What is being asked: Your response should consist of every entry, unchanged.

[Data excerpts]

________________

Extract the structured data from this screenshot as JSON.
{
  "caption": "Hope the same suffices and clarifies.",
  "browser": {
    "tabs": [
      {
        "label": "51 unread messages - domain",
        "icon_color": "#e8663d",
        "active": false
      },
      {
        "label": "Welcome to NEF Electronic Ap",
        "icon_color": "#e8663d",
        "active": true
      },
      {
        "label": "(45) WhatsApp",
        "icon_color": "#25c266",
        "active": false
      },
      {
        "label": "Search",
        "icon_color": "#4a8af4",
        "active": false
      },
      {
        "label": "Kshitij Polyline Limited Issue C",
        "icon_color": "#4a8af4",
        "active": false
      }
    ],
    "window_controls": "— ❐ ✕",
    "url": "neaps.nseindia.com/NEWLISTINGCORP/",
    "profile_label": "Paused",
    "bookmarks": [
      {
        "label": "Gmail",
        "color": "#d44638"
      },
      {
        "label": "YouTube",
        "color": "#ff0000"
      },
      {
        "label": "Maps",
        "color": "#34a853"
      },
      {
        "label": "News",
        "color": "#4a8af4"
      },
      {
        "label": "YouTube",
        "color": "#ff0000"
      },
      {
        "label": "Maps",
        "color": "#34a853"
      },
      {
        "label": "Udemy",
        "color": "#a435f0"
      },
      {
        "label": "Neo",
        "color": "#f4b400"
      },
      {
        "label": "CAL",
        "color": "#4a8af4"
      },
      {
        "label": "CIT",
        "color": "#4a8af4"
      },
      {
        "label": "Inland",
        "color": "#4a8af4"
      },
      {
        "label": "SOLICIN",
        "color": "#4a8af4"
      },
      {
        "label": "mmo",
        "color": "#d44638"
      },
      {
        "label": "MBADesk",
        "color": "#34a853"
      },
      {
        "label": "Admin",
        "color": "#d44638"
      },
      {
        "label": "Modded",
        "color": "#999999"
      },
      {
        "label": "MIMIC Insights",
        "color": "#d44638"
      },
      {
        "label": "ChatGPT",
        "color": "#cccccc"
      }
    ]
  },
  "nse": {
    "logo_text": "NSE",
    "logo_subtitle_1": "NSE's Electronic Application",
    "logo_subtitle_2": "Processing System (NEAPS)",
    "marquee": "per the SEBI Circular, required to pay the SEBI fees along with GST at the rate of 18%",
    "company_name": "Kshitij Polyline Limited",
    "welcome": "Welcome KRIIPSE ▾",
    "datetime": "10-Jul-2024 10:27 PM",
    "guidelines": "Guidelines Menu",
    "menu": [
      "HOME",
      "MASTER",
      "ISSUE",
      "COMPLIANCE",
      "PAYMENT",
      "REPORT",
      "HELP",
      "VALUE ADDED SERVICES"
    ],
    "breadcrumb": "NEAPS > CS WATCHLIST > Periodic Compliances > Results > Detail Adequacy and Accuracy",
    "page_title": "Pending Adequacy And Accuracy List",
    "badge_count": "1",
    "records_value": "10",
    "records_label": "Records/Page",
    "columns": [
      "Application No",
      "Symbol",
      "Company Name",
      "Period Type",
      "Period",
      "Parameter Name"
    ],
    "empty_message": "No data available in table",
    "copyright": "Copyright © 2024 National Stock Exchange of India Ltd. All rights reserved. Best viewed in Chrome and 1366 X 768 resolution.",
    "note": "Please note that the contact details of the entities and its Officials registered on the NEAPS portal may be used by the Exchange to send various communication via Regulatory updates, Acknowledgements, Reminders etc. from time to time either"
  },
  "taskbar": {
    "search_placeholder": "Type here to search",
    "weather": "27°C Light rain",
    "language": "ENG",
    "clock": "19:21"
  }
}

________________

Solution below:
Extract the structured data from this screenshot as JSON.
{
  "caption": "Hope the same suffices and clarifies.",
  "browser": {
    "tabs": [
      {
        "label": "51 unread messages - domain",
        "icon_color": "#e8663d",
        "active": false
      },
      {
        "label": "Welcome to NEF Electronic Ap",
        "icon_color": "#e8663d",
        "active": true
      },
      {
        "label": "(45) WhatsApp",
        "icon_color": "#25c266",
        "active": false
      },
      {
        "label": "Search",
        "icon_color": "#4a8af4",
        "active": false
      },
      {
        "label": "Kshitij Polyline Limited Issue C",
        "icon_color": "#4a8af4",
        "active": false
      }
    ],
    "window_controls": "— ❐ ✕",
    "url": "neaps.nseindia.com/NEWLISTINGCORP/",
    "profile_label": "Paused",
    "bookmarks": [
      {
        "label": "Gmail",
        "color": "#d44638"
      },
      {
        "label": "YouTube",
        "color": "#ff0000"
      },
      {
        "label": "Maps",
        "color": "#34a853"
      },
      {
        "label": "News",
        "color": "#4a8af4"
      },
      {
        "label": "YouTube",
        "color": "#ff0000"
      },
      {
        "label": "Maps",
        "color": "#34a853"
      },
      {
        "label": "Udemy",
        "color": "#a435f0"
      },
      {
        "label": "Neo",
        "color": "#f4b400"
      },
      {
        "label": "CAL",
        "color": "#4a8af4"
      },
      {
        "label": "CIT",
        "color": "#4a8af4"
      },
      {
        "label": "Inland",
        "color": "#4a8af4"
      },
      {
        "label": "SOLICIN",
        "color": "#4a8af4"
      },
      {
        "label": "mmo",
        "color": "#d44638"
      },
      {
        "label": "MBADesk",
        "color": "#34a853"
      },
      {
        "label": "Admin",
        "color": "#d44638"
      },
      {
        "label": "Modded",
        "color": "#999999"
      },
      {
        "label": "MIMIC Insights",
        "color": "#d44638"
      },
      {
        "label": "ChatGPT",
        "color": "#cccccc"
      }
    ]
  },
  "nse": {
    "logo_text": "NSE",
    "logo_subtitle_1": "NSE's Electronic Application",
    "logo_subtitle_2": "Processing System (NEAPS)",
    "marquee": "per the SEBI Circular, required to pay the SEBI fees along with GST at the rate of 18%",
    "company_name": "Kshitij Polyline Limited",
    "welcome": "Welcome KRIIPSE ▾",
    "datetime": "10-Jul-2024 10:27 PM",
    "guidelines": "Guidelines Menu",
    "menu": [
      "HOME",
      "MASTER",
      "ISSUE",
      "COMPLIANCE",
      "PAYMENT",
      "REPORT",
      "HELP",
      "VALUE ADDED SERVICES"
    ],
    "breadcrumb": "NEAPS > CS WATCHLIST > Periodic Compliances > Results > Detail Adequacy and Accuracy",
    "page_title": "Pending Adequacy And Accuracy List",
    "badge_count": "1",
    "records_value": "10",
    "records_label": "Records/Page",
    "columns": [
      "Application No",
      "Symbol",
      "Company Name",
      "Period Type",
      "Period",
      "Parameter Name"
    ],
    "empty_message": "No data available in table",
    "copyright": "Copyright © 2024 National Stock Exchange of India Ltd. All rights reserved. Best viewed in Chrome and 1366 X 768 resolution.",
    "note": "Please note that the contact details of the entities and its Officials registered on the NEAPS portal may be used by the Exchange to send various communication via Regulatory updates, Acknowledgements, Reminders etc. from time to time either"
  },
  "taskbar": {
    "search_placeholder": "Type here to search",
    "weather": "27°C Light rain",
    "language": "ENG",
    "clock": "19:21"
  }
}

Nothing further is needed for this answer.